Kerala University exam results delayed for a year as blame game persists
By Sovi Vidyadharan | Express News Service | Published: 14th February 2018 01:39 AM |
THIRUVANANTHAPURAM: It’s been over a year since they attempted their first and second semester examinations. Yet, post-graduate students in various colleges affiliated to the University of Kerala are yet to know their results, though only a couple of months are left for their course to end. The results of the semester examinations of various degree courses are also facing similar delay. While some blame the ongoing spat between the Vice-Chancellor and the Syndicate as reason for the sorry state of affairs, others point fingers at the ‘non-cooperation’ of teachers towards the valuation process.
Take for instance the MA Political Science course offered by the university. Besides delaying declaration of the results of the first and second semester, the varsity has postponed the dates of the third semester examination thrice. Due to the prevailing uncertainty, fourth-semester classes have not yet begun, posing a big question mark on the future of the affected students.
“Not only are we denied a chance to attempt improvement exams, it can also affect our future prospects. With the results in limbo, it also hampers our plans to join courses such as BEd after post-graduation. In effect, we are poised to lose an academic year for no fault of theirs,” said a student.
Teachers blamed for impasse
According to some members of the Syndicate, meeting of key committees, including the examination committee, was delayed indefinitely due to the ‘non-cooperative’ stand of the Vice-Chancellor. This, they claim had delayed important decisions relating to examination and monitoring the existing system. Another section has blamed teachers and a section of the university staff of ‘torpedoing’ the examination reforms mooted by the Syndicate.
“From this academic year, the Syndicate had mooted many exam reforms, including appointment of nodal officers in affiliated colleges to streamline the valuation process. This was done to avoid shutting down of colleges for days together on account of valuation and to do away malpractices associated with valuation camps. However, a section of the university staff and the teachers torpedoed the move,” said B S Jyothikumar, Syndicate member.

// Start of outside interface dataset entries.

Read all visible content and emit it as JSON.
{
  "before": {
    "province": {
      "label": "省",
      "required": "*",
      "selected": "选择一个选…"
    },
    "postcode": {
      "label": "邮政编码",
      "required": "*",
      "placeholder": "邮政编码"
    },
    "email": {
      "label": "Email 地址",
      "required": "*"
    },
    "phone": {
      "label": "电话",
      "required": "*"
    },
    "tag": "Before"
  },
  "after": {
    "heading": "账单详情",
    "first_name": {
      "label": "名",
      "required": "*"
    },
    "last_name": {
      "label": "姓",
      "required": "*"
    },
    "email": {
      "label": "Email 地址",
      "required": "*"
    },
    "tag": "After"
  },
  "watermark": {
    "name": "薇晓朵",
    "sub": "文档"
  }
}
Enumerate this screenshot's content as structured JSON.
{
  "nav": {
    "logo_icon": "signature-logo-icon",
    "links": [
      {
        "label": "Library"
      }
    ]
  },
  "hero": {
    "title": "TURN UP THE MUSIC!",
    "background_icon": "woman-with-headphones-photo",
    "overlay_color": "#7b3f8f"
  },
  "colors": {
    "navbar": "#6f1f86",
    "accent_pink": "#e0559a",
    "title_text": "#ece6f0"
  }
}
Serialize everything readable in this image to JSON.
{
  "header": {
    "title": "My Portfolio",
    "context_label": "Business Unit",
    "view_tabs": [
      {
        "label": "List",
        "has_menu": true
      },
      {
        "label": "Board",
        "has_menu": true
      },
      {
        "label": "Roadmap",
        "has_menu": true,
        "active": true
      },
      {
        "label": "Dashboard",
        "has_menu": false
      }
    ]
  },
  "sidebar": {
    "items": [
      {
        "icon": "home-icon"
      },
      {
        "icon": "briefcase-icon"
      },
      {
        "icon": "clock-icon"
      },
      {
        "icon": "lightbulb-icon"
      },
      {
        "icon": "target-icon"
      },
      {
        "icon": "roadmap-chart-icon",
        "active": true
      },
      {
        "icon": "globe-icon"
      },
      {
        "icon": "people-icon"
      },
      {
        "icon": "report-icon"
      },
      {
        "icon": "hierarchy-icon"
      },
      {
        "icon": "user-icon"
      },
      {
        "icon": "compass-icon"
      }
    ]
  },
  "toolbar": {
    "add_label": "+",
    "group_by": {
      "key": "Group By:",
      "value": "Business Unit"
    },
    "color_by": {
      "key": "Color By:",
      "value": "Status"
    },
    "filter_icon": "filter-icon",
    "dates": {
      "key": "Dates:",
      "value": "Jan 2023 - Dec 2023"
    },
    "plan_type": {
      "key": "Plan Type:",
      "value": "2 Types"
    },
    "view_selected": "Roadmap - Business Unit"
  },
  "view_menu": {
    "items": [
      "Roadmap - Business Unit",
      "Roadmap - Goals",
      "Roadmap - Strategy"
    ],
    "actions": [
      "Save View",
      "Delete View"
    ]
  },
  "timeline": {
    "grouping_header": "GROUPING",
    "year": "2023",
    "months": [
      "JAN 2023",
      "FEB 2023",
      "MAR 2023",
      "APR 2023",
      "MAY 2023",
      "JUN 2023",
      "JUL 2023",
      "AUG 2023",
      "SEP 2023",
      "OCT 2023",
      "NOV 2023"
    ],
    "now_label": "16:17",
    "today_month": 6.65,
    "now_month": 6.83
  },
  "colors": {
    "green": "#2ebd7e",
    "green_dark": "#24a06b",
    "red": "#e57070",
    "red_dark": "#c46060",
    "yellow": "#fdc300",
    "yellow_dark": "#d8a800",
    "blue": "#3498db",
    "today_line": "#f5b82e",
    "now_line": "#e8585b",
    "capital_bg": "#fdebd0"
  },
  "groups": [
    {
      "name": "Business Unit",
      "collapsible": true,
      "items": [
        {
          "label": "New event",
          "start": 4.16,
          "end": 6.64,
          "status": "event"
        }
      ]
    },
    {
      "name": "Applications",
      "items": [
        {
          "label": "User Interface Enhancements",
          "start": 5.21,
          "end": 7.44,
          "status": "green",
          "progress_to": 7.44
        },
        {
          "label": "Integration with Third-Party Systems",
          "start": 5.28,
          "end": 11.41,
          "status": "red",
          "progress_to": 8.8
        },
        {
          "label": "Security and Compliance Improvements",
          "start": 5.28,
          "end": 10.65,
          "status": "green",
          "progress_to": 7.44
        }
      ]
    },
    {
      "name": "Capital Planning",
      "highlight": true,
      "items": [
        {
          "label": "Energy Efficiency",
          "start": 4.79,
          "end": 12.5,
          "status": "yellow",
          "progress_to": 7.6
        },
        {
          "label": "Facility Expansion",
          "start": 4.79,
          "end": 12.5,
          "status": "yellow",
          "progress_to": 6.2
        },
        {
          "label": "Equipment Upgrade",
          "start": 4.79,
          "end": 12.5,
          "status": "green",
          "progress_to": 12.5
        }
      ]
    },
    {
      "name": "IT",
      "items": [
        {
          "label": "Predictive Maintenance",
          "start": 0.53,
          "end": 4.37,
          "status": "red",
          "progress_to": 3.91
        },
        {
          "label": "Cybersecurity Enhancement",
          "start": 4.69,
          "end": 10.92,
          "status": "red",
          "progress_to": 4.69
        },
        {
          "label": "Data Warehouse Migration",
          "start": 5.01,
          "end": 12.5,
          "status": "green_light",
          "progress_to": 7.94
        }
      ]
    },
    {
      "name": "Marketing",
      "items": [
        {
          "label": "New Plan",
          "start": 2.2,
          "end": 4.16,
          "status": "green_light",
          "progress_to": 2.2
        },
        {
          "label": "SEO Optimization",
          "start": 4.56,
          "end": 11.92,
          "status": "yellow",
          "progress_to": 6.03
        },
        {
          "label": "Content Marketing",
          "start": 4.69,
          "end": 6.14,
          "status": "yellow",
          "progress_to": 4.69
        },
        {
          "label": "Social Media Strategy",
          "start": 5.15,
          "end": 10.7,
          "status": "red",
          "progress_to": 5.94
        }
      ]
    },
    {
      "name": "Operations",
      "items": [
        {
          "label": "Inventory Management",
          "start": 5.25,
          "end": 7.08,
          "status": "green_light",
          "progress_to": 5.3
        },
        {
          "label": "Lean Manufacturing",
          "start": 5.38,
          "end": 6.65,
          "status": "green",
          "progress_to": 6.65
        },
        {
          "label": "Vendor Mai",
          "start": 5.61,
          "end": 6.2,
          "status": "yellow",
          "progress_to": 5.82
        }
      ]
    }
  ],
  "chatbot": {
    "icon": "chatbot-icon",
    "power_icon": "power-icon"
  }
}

He added that answer scripts to be valued by each teacher was systematically divided and distributed in colleges. Though extra remuneration was also offered for answer scripts over and above their quota, the teachers took a non-cooperative stand. Finally, the university had to resort to the valuation camp system due to pressure from teachers’ associations. This resulted in colleges being shut down for 10 days owing to valuation duty.
Teachers blame varsity
According to the teachers’ association representatives, maximum attendance was ensured at the recently-held valuation camps. But the teachers who were relieved from colleges had to wait for four days at the valuation camp without any work as the university failed to distribute the answer scripts on time. “Aided college teachers are compelled to value answer sheets of students from self-financing colleges. Interestingly, the self-financing colleges do not send their teachers to the valuation camps to ensure that classes are not disrupted,” said K L Vivekanandan, general secretary, All-Kerala Private College Teachers’ Association (AKPCTA). “This results in heavy workload for aided college teachers. Remuneration for valuation duty has also been pending for many years,” Vivekanandan said.
Solution in sight?
According to Syndicate member K H Babujan, the entire examination process of the university needed a thorough overhaul. “The examination committee, along with the convenors of the finance and staff committees will meet on Wednesday to discuss ways to iron out the issues relating to examinations.
The meeting of the committee was delayed for months on end as the Vice-Chancellor did not convene it on time,” he said. An earlier meeting of the Syndicate had tasked the examination committee to study the impasse relating to examinations and suggest remedial measures. However, critics say implementation of the proposals would not benefit students who are already affected due to delay in result declaration.